Exercise instructions:
Lines in the listing below containing the string "true" are to be identified and copied.

Provided material:
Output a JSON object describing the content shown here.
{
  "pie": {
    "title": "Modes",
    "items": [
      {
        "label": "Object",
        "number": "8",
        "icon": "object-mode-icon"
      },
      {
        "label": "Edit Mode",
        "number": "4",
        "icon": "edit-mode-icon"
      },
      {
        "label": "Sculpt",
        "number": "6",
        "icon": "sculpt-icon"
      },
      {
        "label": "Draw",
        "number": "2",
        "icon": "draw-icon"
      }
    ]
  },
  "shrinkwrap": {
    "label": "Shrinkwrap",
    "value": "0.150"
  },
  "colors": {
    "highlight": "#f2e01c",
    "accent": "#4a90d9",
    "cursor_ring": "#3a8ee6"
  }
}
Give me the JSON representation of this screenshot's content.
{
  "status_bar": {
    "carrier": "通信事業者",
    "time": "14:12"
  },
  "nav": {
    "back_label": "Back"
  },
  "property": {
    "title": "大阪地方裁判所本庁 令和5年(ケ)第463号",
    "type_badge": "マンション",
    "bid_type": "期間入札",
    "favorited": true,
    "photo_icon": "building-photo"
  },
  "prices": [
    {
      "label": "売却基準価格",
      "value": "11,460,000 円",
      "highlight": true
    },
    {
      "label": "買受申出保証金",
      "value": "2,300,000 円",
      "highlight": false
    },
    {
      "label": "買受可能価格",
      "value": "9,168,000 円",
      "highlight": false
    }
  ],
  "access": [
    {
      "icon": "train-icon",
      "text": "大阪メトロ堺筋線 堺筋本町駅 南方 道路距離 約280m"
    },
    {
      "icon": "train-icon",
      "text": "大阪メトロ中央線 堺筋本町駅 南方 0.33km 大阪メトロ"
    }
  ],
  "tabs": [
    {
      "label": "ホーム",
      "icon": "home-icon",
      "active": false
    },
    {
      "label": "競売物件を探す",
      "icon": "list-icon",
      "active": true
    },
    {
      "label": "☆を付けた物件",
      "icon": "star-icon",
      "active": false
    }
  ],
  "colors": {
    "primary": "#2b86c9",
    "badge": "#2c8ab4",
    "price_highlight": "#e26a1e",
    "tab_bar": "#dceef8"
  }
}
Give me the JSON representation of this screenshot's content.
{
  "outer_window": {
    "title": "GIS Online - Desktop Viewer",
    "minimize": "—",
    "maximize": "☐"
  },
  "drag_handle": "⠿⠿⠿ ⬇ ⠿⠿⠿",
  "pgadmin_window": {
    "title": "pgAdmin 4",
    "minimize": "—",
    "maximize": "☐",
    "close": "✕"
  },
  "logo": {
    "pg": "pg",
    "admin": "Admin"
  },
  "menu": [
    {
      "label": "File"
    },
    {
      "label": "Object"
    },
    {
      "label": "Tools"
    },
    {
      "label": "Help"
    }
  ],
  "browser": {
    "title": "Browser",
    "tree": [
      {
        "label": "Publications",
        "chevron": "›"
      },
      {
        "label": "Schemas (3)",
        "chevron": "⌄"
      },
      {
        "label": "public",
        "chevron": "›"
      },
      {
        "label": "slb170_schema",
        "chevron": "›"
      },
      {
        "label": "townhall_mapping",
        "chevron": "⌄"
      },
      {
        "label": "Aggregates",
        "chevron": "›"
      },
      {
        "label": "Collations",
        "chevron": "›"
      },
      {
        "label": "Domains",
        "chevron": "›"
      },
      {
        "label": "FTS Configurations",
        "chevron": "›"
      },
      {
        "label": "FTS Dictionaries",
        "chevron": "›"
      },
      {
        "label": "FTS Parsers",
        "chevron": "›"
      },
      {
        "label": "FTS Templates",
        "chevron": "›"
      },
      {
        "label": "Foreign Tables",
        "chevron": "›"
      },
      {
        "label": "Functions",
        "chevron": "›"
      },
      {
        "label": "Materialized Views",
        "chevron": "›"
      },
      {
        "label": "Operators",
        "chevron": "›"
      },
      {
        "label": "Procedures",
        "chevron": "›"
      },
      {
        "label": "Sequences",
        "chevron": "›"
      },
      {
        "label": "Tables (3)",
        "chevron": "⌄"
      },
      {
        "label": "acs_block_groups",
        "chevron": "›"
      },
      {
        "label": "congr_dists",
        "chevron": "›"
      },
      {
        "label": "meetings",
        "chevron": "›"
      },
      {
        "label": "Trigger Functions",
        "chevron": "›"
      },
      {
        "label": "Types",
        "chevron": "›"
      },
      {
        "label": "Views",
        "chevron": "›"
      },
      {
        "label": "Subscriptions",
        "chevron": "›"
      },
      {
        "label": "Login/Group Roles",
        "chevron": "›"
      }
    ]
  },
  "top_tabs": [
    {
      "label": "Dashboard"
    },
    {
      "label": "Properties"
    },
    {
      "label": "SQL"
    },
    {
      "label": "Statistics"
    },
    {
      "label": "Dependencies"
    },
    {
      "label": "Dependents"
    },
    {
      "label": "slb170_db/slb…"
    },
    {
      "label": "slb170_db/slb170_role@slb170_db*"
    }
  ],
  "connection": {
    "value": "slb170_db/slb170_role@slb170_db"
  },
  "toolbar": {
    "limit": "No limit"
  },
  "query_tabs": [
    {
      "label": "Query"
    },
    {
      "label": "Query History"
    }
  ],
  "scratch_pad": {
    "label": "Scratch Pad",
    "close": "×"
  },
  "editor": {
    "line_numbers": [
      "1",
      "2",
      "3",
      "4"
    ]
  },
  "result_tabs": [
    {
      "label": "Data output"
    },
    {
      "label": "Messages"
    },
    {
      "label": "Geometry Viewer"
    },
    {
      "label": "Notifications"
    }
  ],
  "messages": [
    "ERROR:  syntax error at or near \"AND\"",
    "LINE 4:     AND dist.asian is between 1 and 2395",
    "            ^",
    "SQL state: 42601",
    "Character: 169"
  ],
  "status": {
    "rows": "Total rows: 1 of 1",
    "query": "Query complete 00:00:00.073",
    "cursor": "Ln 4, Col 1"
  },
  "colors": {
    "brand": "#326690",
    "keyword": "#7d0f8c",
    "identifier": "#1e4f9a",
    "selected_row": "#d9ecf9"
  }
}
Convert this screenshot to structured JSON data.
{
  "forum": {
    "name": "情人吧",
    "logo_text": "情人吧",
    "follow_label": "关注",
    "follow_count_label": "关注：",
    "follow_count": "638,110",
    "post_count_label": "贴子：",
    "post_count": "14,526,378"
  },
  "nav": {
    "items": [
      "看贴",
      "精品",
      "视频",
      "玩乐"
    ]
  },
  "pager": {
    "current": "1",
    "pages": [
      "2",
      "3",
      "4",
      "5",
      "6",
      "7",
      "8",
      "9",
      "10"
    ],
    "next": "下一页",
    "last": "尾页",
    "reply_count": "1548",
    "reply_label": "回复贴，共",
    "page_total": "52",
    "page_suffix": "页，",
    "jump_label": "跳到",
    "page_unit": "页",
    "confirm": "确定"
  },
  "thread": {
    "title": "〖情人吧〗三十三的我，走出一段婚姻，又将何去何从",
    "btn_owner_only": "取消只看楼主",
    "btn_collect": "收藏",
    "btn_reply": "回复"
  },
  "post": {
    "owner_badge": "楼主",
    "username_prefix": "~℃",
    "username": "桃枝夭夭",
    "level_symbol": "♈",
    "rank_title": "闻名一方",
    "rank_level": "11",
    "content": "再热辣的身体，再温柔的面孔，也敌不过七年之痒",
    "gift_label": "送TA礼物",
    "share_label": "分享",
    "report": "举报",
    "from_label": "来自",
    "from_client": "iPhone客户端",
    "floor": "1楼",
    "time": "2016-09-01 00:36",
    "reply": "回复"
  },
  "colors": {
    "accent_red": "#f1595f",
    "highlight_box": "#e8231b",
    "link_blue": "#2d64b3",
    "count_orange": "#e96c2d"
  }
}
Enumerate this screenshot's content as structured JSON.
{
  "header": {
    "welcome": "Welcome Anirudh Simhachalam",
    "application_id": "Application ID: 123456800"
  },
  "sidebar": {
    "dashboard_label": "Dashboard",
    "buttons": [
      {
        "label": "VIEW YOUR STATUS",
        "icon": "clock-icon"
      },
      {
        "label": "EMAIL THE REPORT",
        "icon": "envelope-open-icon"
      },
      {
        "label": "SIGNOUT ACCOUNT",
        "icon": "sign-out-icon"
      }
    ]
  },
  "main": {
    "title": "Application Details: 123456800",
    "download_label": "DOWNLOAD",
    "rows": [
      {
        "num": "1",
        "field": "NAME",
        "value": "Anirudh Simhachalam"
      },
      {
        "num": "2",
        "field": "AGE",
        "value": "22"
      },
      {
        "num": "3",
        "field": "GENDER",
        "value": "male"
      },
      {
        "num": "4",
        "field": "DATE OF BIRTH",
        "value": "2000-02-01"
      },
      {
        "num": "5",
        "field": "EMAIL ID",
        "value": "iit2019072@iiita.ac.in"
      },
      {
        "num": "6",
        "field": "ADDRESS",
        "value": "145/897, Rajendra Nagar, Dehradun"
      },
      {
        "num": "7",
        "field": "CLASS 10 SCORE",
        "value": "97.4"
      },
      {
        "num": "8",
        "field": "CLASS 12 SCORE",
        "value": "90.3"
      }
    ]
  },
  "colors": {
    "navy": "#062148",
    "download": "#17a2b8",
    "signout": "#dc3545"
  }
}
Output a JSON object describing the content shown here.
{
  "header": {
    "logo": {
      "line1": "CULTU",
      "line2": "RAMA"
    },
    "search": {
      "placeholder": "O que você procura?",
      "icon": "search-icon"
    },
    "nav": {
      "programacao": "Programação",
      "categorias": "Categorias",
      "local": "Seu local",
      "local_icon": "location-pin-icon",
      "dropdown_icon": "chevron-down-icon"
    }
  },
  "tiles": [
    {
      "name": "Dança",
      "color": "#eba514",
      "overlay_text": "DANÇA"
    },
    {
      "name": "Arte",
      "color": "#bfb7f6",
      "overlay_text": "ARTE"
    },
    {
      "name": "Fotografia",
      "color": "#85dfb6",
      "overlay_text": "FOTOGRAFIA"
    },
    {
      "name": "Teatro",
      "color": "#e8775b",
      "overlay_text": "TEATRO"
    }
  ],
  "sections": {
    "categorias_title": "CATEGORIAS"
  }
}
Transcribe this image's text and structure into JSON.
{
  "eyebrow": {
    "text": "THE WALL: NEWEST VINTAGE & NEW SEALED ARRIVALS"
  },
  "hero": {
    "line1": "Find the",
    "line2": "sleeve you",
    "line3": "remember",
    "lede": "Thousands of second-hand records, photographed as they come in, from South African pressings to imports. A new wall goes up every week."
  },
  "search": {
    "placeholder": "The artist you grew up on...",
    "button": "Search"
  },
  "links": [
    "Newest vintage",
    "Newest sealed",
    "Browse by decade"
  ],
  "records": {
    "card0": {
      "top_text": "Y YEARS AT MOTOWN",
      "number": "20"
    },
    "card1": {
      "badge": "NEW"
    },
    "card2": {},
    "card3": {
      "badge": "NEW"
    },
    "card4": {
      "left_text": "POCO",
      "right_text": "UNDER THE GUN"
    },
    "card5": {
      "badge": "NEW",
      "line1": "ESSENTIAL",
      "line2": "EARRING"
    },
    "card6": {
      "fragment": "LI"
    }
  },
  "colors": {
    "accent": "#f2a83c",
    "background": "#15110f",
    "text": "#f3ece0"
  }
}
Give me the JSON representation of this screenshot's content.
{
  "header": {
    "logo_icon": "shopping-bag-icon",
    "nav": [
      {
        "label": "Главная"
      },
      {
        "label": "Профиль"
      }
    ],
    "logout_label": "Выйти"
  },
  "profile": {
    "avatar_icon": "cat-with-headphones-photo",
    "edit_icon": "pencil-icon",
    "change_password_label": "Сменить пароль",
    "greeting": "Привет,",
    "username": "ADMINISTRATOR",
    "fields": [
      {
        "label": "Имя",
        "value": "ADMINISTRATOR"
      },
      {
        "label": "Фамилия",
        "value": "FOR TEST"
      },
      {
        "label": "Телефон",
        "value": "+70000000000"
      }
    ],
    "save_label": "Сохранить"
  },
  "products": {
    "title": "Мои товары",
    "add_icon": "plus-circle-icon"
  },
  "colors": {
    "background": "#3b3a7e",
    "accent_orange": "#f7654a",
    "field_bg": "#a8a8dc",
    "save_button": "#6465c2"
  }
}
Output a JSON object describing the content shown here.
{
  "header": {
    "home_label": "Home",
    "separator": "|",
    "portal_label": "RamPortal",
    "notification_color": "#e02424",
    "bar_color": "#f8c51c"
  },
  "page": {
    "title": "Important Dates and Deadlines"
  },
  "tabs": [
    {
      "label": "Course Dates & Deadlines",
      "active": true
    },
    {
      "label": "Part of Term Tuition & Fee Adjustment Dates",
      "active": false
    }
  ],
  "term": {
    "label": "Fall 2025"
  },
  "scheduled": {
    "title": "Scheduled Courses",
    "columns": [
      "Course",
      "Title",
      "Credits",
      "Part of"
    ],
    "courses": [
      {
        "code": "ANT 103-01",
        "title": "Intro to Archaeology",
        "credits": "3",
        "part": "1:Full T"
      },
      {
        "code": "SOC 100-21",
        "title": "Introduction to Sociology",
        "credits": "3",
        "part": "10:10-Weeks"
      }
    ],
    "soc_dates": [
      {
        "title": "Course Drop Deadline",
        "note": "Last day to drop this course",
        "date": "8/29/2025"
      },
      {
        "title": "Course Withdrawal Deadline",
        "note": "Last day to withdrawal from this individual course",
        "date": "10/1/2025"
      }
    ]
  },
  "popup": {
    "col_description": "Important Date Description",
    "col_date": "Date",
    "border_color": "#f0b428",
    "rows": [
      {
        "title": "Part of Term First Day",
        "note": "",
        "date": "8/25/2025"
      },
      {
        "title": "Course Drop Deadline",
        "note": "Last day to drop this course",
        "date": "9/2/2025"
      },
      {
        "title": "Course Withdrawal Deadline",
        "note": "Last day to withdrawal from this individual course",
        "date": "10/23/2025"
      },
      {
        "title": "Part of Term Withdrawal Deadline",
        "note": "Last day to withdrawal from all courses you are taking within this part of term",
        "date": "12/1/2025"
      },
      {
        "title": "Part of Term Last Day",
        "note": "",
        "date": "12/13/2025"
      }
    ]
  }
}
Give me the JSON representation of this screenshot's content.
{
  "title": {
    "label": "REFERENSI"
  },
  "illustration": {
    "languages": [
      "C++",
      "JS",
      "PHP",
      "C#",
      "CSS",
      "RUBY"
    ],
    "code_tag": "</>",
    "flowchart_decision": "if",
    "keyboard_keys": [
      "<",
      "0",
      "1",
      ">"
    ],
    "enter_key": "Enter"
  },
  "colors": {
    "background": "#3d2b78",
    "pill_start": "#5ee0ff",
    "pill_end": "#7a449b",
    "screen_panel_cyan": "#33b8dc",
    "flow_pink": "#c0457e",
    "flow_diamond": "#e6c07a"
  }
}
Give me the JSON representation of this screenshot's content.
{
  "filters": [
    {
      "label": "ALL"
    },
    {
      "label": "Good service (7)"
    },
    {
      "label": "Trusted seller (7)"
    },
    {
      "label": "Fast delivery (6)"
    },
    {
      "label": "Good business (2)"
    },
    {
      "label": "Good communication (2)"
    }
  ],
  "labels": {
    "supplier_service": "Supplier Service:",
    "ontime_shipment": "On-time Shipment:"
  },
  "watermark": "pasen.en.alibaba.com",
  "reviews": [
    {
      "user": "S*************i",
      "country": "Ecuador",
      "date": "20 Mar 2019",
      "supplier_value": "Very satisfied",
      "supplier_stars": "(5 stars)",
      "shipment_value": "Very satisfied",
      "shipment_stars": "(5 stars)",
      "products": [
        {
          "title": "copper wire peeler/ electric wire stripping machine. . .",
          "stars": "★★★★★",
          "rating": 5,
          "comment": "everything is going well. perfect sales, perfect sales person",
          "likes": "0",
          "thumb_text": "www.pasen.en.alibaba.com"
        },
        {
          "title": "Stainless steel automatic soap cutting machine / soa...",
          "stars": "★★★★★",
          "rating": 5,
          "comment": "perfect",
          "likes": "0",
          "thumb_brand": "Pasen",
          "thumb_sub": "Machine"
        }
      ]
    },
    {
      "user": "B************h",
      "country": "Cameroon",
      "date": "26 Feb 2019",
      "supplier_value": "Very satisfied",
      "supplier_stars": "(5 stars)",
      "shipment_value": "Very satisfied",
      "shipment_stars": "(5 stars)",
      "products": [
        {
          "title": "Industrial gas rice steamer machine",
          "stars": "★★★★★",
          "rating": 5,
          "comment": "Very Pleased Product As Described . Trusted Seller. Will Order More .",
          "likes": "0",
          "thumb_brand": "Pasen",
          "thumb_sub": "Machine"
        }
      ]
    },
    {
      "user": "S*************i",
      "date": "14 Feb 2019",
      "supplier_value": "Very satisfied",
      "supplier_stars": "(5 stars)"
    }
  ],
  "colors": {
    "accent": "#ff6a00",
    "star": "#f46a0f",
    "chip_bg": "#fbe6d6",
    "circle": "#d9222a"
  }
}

Exercise answer:
    "favorited": true,
      "highlight": true
      "active": true
      "active": true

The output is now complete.